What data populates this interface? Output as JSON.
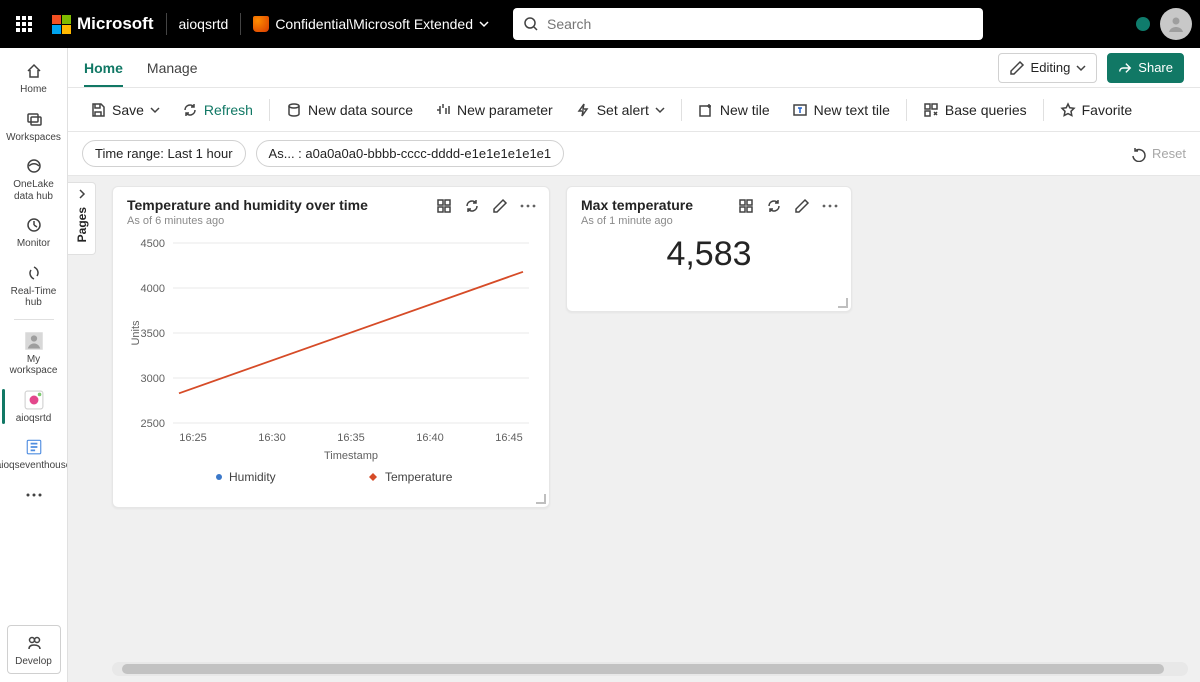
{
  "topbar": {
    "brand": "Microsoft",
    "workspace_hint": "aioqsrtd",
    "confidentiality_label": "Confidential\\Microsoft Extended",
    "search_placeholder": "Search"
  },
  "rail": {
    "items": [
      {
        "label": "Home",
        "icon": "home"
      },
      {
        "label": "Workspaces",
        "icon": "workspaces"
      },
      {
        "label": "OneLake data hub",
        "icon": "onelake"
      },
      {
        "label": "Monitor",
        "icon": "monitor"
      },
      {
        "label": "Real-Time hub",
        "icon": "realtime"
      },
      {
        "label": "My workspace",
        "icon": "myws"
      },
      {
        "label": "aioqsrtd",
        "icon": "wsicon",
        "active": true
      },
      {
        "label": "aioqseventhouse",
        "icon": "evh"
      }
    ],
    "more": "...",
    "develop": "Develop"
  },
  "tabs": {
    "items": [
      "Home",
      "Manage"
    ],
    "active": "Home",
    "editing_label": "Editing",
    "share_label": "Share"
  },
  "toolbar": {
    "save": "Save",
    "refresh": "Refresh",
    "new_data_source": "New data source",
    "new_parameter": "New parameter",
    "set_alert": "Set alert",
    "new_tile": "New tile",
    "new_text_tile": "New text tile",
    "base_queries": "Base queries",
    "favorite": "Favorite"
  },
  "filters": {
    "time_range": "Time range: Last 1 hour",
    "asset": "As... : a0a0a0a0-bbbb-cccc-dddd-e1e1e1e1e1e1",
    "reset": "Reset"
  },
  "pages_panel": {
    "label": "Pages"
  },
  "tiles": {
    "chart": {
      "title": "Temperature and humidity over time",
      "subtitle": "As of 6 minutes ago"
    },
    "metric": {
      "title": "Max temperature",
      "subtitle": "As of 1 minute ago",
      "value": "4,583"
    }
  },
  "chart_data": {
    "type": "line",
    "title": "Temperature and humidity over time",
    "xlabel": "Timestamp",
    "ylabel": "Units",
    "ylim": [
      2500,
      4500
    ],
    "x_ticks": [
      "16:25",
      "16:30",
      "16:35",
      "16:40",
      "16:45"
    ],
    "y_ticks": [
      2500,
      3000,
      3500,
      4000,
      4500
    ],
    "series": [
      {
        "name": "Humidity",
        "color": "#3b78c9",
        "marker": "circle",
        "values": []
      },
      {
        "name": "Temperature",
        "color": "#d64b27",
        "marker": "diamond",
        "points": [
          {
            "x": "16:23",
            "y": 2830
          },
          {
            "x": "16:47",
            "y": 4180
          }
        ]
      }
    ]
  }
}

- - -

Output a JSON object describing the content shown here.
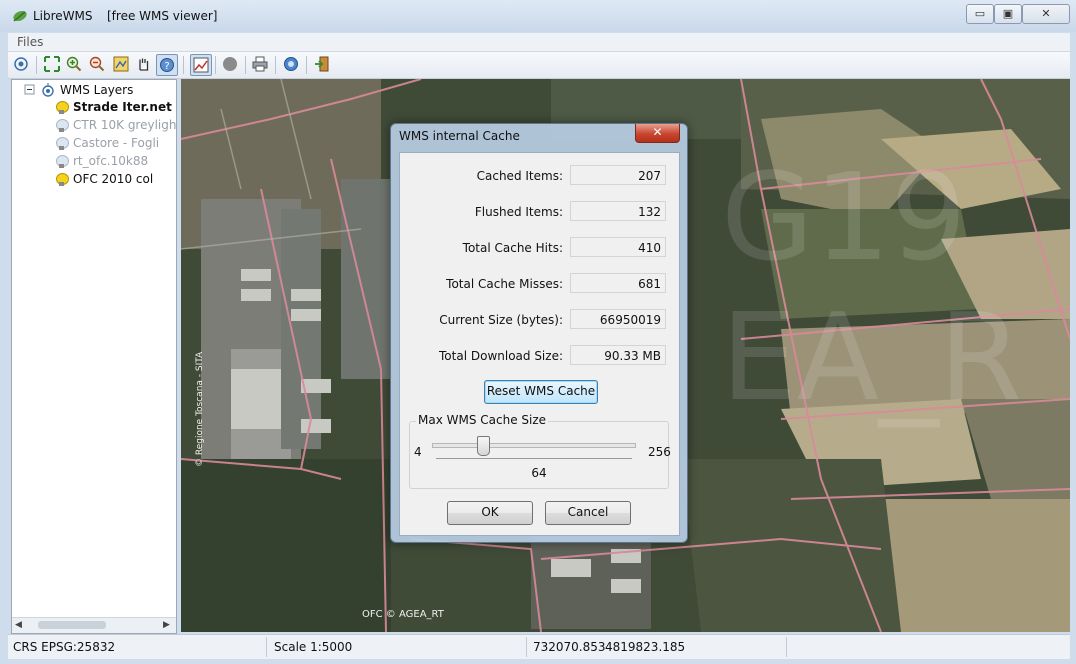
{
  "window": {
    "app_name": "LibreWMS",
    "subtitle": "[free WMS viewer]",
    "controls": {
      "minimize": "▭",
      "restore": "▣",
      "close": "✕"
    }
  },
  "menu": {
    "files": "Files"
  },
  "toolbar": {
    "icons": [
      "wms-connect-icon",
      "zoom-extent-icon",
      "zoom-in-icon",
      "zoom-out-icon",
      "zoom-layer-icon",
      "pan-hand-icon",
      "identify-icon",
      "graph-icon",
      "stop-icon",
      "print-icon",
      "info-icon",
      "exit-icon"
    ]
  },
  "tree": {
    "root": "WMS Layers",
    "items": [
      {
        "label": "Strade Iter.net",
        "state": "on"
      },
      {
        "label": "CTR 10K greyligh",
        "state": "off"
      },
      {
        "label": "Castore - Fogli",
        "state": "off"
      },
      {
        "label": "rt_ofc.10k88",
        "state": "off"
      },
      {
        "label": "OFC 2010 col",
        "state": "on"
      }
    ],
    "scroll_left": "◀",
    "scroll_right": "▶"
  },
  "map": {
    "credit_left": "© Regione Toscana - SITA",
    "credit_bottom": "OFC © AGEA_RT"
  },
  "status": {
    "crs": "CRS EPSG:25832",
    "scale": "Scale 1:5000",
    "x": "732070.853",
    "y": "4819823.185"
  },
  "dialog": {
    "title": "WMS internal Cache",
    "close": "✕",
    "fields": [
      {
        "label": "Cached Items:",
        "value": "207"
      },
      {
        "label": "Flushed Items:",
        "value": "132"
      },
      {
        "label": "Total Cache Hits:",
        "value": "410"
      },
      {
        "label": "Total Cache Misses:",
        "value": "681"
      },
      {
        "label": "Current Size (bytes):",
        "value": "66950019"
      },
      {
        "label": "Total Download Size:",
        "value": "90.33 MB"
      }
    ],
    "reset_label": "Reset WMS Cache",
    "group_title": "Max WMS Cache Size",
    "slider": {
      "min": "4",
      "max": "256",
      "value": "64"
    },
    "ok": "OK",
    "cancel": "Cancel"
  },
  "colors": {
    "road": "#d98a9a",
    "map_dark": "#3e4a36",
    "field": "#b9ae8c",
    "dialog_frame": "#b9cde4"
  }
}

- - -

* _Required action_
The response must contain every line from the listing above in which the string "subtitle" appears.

* _Reply to the task_
      "subtitle": "As of 6 minutes ago"
      "subtitle": "As of 1 minute ago",
    "subtitle": "[free WMS viewer]",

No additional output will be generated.